The transit bus replacement funds will be administered through NYSERDA’s New York Truck Voucher Incentive Program. Proterra
The State Department of Environmental Conservation (DEC) and the New York State Energy Research and Development Authority (NYSERDA) are making $24 million available to replace diesel-powered transit buses with new all-electric transit buses, which will help improve air quality, reduce the greenhouse gas emissions that contribute to climate change, and promote investment in cleaner fuel technologies, among other benefits. As part of the state’s $127.7 million allocation of the federal Volkswagen Settlement, NYSERDA will administer approximately $18.4 million to fund the new electric transit buses through the New York Truck Voucher Incentive Program and the New York Power Authority (NYPA) will manage $6 million for associated charging infrastructure.
Funding is available to replace existing diesel-powered transit buses with model year 2009 and older engines, which must be permanently removed from service and scrapped. Transit bus replacements are targeted at New York State government entity-owned bus fleets that have bus depots located within Potential Environmental Justice Areas (PEJAs), or operate routes that serve PEJA areas. DEC considers PEJAs to be communities of color or low-income communities that experience a disproportionate share of environmental harms such as vehicle emissions and pollution.
The transit bus replacement funds will be administered through NYSERDA’s New York Truck Voucher Incentive Program (NYTVIP), which provides point-of-sale rebates to reduce the cost for businesses and municipalities that want to purchase new, clean electric or alternative-fueled vehicles. The rebate will initially reduce the incremental cost of purchasing all-electric transit buses by up to 100% and help increase the number of all-electric transit buses on New York’s roadways while removing older diesel-powered vehicles trucks through a scrappage requirement. These new all-electric transit buses will be required to be housed at bus depots or operate on routes located within Environmental Justice communities.
At the Governor's direction, DEC, in concert with NYSERDA, NYPA, the State Department of Transportation (DOT), Port Authority of New York and New Jersey, and others, developed Clean Transportation NY — New York's plan to strategically invest the Volkswagen settlement resources for maximum benefit and to build on New York's national leadership on clean energy and climate change. The funds were secured to mitigate damages from the Volkswagen emissions cheating scandal through the federal settlement with Volkswagen. The state's strategically leveraged investment of settlement funds is anticipated to result in at least $300 million of clean vehicles and infrastructure on New York's roadways. The transportation sector is currently the largest source of greenhouse gas emissions in New York, representing approximately 34 percent of the state's total emissions.
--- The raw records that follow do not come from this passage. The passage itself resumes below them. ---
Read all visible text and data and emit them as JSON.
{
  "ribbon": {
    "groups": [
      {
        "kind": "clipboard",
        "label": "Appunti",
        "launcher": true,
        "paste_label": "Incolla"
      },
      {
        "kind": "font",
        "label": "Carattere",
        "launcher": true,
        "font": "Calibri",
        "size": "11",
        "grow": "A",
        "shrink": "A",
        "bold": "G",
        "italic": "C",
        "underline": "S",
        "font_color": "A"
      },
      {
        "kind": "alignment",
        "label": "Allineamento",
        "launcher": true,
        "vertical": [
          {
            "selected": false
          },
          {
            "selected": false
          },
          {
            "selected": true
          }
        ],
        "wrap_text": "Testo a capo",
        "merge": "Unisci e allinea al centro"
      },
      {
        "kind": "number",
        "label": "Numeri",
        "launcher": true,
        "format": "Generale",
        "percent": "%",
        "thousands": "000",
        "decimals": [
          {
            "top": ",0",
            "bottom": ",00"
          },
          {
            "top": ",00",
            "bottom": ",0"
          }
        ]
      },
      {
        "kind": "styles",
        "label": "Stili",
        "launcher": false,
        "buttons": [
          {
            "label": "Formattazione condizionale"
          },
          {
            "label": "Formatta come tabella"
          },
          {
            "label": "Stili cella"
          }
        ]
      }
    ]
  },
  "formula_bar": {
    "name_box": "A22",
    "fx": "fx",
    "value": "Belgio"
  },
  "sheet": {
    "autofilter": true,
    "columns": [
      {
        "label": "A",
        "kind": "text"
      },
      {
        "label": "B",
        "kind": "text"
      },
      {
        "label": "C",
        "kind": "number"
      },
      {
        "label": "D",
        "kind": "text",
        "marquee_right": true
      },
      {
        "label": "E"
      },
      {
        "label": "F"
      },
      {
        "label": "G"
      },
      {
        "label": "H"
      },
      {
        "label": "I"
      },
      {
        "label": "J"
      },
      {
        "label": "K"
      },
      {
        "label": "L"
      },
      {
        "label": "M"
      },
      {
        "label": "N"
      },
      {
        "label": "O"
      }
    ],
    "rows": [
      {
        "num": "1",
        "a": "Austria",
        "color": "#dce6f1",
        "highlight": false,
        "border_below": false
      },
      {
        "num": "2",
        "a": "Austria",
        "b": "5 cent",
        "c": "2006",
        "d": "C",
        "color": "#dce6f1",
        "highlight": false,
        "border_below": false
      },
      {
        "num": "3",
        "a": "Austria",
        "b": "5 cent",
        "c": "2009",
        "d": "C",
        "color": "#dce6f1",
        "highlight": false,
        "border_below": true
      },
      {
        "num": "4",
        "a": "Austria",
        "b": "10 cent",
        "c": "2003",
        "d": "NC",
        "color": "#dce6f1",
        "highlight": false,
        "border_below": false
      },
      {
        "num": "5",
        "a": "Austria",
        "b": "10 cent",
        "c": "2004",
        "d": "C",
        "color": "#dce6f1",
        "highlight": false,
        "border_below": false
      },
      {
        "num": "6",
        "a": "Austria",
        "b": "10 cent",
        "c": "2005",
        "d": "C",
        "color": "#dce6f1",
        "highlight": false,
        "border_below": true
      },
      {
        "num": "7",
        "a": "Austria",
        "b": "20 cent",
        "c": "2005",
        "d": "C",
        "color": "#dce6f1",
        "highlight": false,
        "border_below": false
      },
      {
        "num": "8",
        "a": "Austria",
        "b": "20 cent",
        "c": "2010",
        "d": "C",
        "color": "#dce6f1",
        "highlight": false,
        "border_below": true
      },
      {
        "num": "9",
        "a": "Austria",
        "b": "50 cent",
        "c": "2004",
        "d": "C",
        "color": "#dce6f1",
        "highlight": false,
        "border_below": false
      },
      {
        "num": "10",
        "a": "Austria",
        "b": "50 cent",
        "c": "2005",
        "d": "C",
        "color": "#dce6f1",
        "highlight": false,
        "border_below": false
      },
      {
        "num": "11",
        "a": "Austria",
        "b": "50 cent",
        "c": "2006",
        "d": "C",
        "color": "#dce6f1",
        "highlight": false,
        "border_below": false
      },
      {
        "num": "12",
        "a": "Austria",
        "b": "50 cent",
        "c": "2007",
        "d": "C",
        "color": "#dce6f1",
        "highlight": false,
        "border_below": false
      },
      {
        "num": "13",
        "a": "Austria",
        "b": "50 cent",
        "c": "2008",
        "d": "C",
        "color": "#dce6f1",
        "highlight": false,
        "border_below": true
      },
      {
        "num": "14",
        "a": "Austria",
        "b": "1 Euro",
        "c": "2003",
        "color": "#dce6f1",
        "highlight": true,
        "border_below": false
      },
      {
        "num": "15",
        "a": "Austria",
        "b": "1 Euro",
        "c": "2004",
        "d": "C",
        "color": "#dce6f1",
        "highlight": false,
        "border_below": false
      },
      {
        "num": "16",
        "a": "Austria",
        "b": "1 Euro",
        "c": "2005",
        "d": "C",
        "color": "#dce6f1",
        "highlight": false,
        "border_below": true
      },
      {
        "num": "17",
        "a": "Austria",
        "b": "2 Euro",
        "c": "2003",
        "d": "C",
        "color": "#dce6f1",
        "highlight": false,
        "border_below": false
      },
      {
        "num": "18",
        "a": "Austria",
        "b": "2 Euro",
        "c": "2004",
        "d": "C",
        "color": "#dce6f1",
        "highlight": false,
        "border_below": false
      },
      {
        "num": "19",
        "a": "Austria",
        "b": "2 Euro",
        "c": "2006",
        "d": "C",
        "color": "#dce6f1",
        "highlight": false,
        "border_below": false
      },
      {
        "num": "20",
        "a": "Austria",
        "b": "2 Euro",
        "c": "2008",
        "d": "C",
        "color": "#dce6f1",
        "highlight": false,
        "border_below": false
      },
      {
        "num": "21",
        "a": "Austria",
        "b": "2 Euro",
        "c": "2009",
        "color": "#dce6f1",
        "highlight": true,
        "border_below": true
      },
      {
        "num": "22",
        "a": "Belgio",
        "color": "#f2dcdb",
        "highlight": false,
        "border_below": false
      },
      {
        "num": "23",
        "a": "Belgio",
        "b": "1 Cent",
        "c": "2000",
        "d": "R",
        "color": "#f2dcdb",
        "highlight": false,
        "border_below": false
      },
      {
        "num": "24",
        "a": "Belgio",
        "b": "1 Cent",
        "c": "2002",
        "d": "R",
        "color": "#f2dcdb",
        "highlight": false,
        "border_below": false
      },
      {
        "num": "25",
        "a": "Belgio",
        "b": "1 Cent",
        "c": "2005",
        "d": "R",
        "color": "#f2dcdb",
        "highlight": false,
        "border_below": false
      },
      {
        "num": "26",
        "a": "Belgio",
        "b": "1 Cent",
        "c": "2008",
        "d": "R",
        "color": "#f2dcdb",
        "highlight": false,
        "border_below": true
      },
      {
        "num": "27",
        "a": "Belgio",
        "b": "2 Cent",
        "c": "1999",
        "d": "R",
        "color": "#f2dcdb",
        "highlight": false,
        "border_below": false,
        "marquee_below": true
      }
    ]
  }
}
In alphabetical order, the following 18 New York State government entities are potentially eligible under the program: Broome County Transit; Capital District Transportation Authority; Central New York Regional Transportation Authority; Chemung County; City of Long Beach, Department of Transportation; Clinton County Public Transportation; Dutchess County Public Transit; Greater Glens Falls Transit; Huntington Area Rapid Transit; Nassau Inter-City Express; Niagara Frontier Transportation Authority; Port Authority of New York and New Jersey; Rochester-Genesee Regional Transit Authority; Suffolk County Transportation; Tompkins Consolidated Area Transit; Transport of Rockland; Ulster County Area Transit; and Westchester County Bee-Line Bus System.
Originally posted on Metro Magazine